One man in front of the sacred statue waved a flame in the air while a succession of men flicked what looked like large fly whisks and a very loud bell tolled. It was fascinating, and drew in people from outside until the temple was packed.
This is a very beautifully carved temple with endlessly fascinating figures, many figures unashamedly naked, some mildly erotic. There are lots of musicians and dancers, elephants and horses.
The palace begun by Maharaja Udai Singh II in 1559 was extended over the following 300 years by later maharajas so that it now comprises 11 royal palaces.
It sits on the eastern shore at the north end of Lake Pichola, a massive marble and pale garnite edifice visible from afar. It has influences from all over the known world in its design: Mughal-style canopies to its turrets and Chinese and Dutch tiles on its walls.

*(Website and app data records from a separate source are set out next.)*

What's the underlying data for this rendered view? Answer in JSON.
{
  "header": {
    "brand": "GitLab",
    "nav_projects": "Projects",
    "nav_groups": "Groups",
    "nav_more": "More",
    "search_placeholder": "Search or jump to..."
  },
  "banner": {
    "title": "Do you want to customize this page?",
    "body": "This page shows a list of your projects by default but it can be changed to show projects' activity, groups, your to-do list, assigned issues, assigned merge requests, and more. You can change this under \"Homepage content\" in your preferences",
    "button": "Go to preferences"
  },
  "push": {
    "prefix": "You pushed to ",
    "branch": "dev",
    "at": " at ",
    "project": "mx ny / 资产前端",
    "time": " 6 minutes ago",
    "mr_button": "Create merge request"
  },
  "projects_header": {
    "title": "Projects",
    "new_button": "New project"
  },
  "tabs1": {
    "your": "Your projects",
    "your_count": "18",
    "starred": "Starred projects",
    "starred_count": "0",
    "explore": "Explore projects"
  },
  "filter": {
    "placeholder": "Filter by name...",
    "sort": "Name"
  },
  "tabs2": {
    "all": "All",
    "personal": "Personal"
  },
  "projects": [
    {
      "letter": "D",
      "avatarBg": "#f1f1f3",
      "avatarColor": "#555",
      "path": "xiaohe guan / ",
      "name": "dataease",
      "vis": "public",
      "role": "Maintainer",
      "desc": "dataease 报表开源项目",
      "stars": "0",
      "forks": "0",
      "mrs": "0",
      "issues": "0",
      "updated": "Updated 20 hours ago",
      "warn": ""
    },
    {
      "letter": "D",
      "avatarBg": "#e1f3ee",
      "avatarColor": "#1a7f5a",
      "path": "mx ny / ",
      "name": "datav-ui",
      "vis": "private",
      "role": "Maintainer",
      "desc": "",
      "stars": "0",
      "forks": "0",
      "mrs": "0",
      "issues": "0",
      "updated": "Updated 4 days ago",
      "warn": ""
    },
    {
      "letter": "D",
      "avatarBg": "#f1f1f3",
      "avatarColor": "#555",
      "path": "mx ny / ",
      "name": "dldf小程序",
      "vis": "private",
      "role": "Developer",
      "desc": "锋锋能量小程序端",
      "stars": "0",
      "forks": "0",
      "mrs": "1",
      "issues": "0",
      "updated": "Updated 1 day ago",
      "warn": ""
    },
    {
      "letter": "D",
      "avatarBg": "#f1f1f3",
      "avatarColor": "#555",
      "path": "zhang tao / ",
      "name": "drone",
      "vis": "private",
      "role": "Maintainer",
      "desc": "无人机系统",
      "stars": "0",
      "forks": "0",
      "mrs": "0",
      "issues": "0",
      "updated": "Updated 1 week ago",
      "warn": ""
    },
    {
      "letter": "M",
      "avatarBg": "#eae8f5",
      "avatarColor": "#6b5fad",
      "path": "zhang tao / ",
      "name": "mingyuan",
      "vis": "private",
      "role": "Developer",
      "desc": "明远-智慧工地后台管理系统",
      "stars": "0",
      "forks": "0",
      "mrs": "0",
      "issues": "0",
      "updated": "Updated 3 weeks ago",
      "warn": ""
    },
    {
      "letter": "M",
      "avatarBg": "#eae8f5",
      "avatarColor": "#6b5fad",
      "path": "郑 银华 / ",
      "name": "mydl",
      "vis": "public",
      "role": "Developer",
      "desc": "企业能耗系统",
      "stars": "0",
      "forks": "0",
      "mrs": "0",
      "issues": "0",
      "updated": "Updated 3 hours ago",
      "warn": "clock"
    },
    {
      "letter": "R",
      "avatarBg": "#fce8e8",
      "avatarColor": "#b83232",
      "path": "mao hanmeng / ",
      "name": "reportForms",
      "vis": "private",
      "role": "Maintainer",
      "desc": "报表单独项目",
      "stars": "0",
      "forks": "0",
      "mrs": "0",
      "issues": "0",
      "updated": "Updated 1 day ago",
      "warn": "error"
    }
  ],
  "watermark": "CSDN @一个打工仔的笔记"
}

Through the Tripolia Gate, where legend has it that maharajas were weighed in gold and silver which was then distributed to the citizens, is a large courtyard where elephant fights took place, though our guide told us they were more like a tug-of-war. The last of these was in 1955.
Some of the palace rooms are opulently decorated, mirrors used extensively and here, also, tiling is favoured.
Krishna Vilas is dedicated to a 16 year old princess who committed suicide by poison to avoid choosing between the sons of Jodhpur and Jaipur and thus avoiding war. It is a beautiful room, covered with incredible miniature paintings.
Moti Mahal (Pearl Palace) is particularly impressive with more ornate mirrorwork and intricately inlaid panels.
Mor Chowk (Peacock Court) has fabulously colourful peacock mosaics - the peacock is a favourite Rajasthani bird, a bringer of good luck; we saw many wild peacocks on our travels.
We left through Laxmi Chowk, with its tiger cage and impressive pillared stables and through the massive elephant-spiked gate.
These tranquil gardens were built by Sangram Singh II in 1710 for 48 female attendants who came to Udaipur as part of a princess's dowry.
The gardens are surprisingly lush, planted with well-kept specimens of indigenous species.
There are many beautiful fountains here but unfortunately they are no longer permanently in operation. For a small payment we got an attendant to switch them on.
And so we came to the end of what we have come to agree is our best-ever holiday so far. It had everything: fascinating history, unbelievable forts and palaces, art and architecture, interiors, paintings and sculpture; great food, fabulous hotels and wonderful, welcoming people. We're not sure how we can beat this one but we left planning a return to India...